I know, you’re furrowing your brow and looking slightly baffled right now, but think about it.
Yes you might feel sad, angry, frustrated or afraid (so often it’s that last one), but guilty?
That’s not actually a feeling in itself.
Guilt? Well that’s just the belief that’s brought about whatever you’re feeling; a belief based on something you think you “should” be doing.
But here’s the thing about shoulds... they’re often not real.
“I should be working harder but I’m just so tired.”
“I should be spending more time with my friends.”
“You should be saving more money.”
“I should be .....
How many of those can you tick off? And how many other shoulds do you hear from yourself and the outside world day after day which leave you feeling churned up, less than enough and generally bloody shitty?
For me the answer used to be loads. Time after time over the years I’d have conversations with professionals or very perceptive friends who would comment on how often I used the word guilty.
And I’m not even Catholic (wink, sorry Catholics!)!
The guilt came from listening to all of the things society had told me over the years, and from my belief that I wasn’t enough and never would be unless I ticked every one of those boxes.
Then a little while ago, something changed... I came a big realisation that I was enough.
And with that came the acceptance that I could make my own rules.
Now obviously with that I’m not talking about the big rules of society... I’m not suggesting we go out and kill someone or steal things here; but I do think there are some rules that can be broken.
No matter what our culture of instant gratification tells us we don’t have to reply to messages straight away.
Regardless of how long they’ve been in your life there’s no must when it comes to continuing a friendship that no longer feels right to you.
And while of course looking after yourself and staying fit and healthy is important, there’s really no need to sweat it out in a gym if that isn’t something you enjoy.
The rules I try to follow instead? They’re a lot more flexible...
They mean following the choices that allow me to fill myself and my energies up in the best way.
They mean allowing myself to miss deadlines or cancel plans if they really don’t feel right for me.
And they mean seeking out balance in everything I do - putting a focus on that and on swinging the pendulum back to centre rather than forcing myself to push fully to one side or the other.
And of course each of those rules, and all the others I’ve imposed on myself are OK to be broken too... because there’s no need to feel guilty about the things I do and don’t do.

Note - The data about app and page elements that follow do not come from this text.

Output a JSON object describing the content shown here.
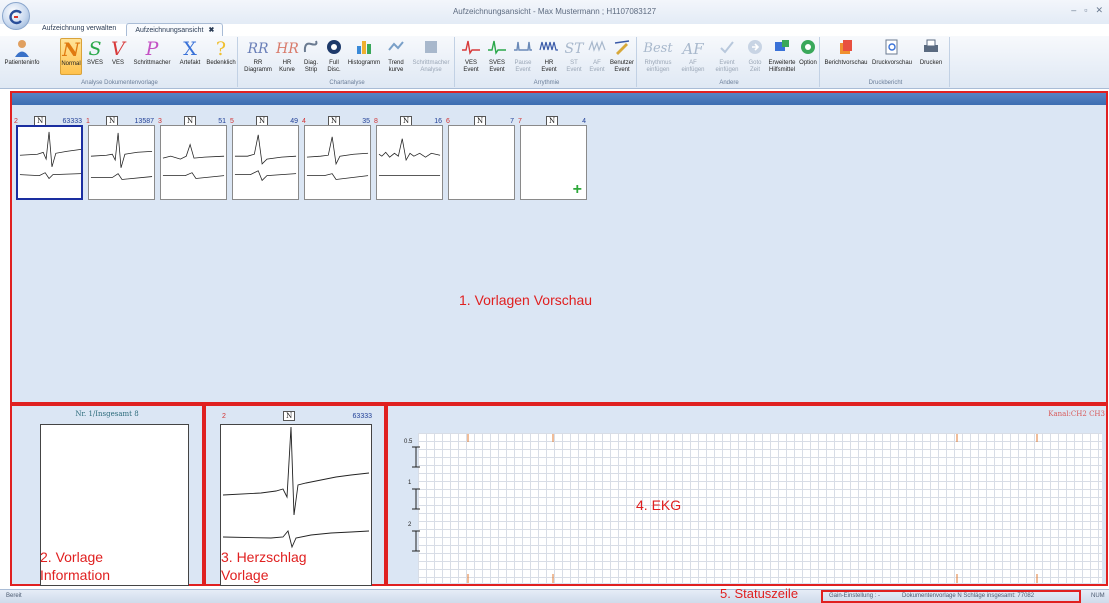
{
  "window": {
    "title": "Aufzeichnungsansicht  -  Max Mustermann ; H1107083127",
    "controls": [
      "–",
      "▫",
      "✕"
    ]
  },
  "tabs": [
    {
      "label": "Aufzeichnung verwalten",
      "active": false
    },
    {
      "label": "Aufzeichnungsansicht",
      "active": true,
      "close": "✖"
    }
  ],
  "ribbon": {
    "groups": [
      {
        "label": "Analyse Dokumentenvorlage",
        "buttons": [
          {
            "label": "Patienteninfo",
            "icon": "person-icon"
          },
          {
            "label": "Normal",
            "glyph": "N",
            "color": "#e07a10",
            "selected": true
          },
          {
            "label": "SVES",
            "glyph": "S",
            "color": "#2aa84a"
          },
          {
            "label": "VES",
            "glyph": "V",
            "color": "#d83a3a"
          },
          {
            "label": "Schrittmacher",
            "glyph": "P",
            "color": "#c452c4"
          },
          {
            "label": "Artefakt",
            "glyph": "X",
            "color": "#3a72d8"
          },
          {
            "label": "Bedenklich",
            "glyph": "?",
            "color": "#f0c030"
          }
        ]
      },
      {
        "label": "Chartanalyse",
        "buttons": [
          {
            "label": "RR Diagramm",
            "glyph": "RR",
            "color": "#6a7fb8"
          },
          {
            "label": "HR Kurve",
            "glyph": "HR",
            "color": "#d87a6a"
          },
          {
            "label": "Diag. Strip",
            "icon": "strip-icon"
          },
          {
            "label": "Full Disc.",
            "icon": "disc-icon"
          },
          {
            "label": "Histogramm",
            "icon": "histogram-icon"
          },
          {
            "label": "Trend kurve",
            "icon": "trend-icon"
          },
          {
            "label": "Schrittmacher Analyse",
            "icon": "pacer-icon",
            "dim": true
          }
        ]
      },
      {
        "label": "Arrythmie",
        "buttons": [
          {
            "label": "VES Event"
          },
          {
            "label": "SVES Event"
          },
          {
            "label": "Pause Event",
            "dim": true
          },
          {
            "label": "HR Event"
          },
          {
            "label": "ST Event",
            "dim": true
          },
          {
            "label": "AF Event",
            "dim": true
          },
          {
            "label": "Benutzer Event"
          }
        ]
      },
      {
        "label": "Andere",
        "buttons": [
          {
            "label": "Rhythmus einfügen",
            "glyph": "Best",
            "dim": true
          },
          {
            "label": "AF einfügen",
            "glyph": "AF",
            "dim": true
          },
          {
            "label": "Event einfügen",
            "dim": true
          },
          {
            "label": "Goto Zeit",
            "dim": true
          },
          {
            "label": "Erweiterte Hilfsmittel"
          },
          {
            "label": "Option"
          }
        ]
      },
      {
        "label": "Druckbericht",
        "buttons": [
          {
            "label": "Berichtvorschau"
          },
          {
            "label": "Druckvorschau"
          },
          {
            "label": "Drucken"
          }
        ]
      }
    ]
  },
  "templates": [
    {
      "index": "2",
      "type": "N",
      "count": "63333",
      "selected": true
    },
    {
      "index": "1",
      "type": "N",
      "count": "13587"
    },
    {
      "index": "3",
      "type": "N",
      "count": "51"
    },
    {
      "index": "5",
      "type": "N",
      "count": "49"
    },
    {
      "index": "4",
      "type": "N",
      "count": "35"
    },
    {
      "index": "8",
      "type": "N",
      "count": "16"
    },
    {
      "index": "6",
      "type": "N",
      "count": "7"
    },
    {
      "index": "7",
      "type": "N",
      "count": "4",
      "add": "+"
    }
  ],
  "sections": {
    "preview": "1. Vorlagen Vorschau",
    "info": "2. Vorlage Information",
    "beat": "3. Herzschlag Vorlage",
    "ekg": "4. EKG",
    "status": "5. Statuszeile"
  },
  "info": {
    "caption": "Nr. 1/Insgesamt 8"
  },
  "beat": {
    "index": "2",
    "type": "N",
    "count": "63333"
  },
  "ekg": {
    "channels_label": "Kanal:CH2 CH3",
    "scale_labels": [
      "0.5",
      "1",
      "2"
    ]
  },
  "status": {
    "left": "Bereit",
    "gain": "Gain-Einstellung :  -",
    "doc": "Dokumentenvorlage N Schläge insgesamt: 77082",
    "mode": "NUM"
  }
}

Don’t get me wrong, there are still times I feel bad - when this lactose intolerant lady falls off the wagon and has a bar of chocolate from time to time it doesn’t exactly feel great. But the difference now is that I no longer recognise that feeling as guilt, or beat myself up about it; I feel a bit silly for having done something that makes me feel physically ill, accept it as a reminder of why I don’t usually dairy, and move on.
I know so many people who spend their time consumed by guilt without ever stepping back to unpack that word and where those feelings comes from... So many in fact that I’ve come to the conclusion guilt is one of the most widespread plagues of the patriarchal way of life.
But when we’re sick, we look for the cure... and in this case that means sitting with our guilt, listening to the true feelings underneath it, and then working to understand those feelings.
Oh, and it also means giving a big two fingers to the shoulds and musts we’ve come to think of as real simply because society likes to throw around like confetti; something that personally, I’m more than happy to do!